*** Study material ***
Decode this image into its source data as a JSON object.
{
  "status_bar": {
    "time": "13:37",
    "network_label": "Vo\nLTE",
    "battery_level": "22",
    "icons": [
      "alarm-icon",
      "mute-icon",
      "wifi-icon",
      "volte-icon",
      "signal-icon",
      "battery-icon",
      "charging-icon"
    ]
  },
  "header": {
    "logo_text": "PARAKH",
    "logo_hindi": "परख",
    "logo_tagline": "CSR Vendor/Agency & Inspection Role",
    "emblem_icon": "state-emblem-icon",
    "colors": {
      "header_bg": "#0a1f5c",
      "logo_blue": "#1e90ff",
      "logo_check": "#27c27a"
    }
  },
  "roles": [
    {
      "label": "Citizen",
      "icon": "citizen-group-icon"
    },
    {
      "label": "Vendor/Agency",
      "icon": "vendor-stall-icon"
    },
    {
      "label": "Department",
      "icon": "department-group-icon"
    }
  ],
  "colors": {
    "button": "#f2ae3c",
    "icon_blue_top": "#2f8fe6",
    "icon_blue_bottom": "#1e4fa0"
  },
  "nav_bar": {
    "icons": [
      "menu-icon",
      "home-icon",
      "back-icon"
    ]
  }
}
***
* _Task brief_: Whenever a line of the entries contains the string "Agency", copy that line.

* _Answer to the exercise_:
    "logo_tagline": "CSR Vendor/Agency & Inspection Role",
      "label": "Vendor/Agency",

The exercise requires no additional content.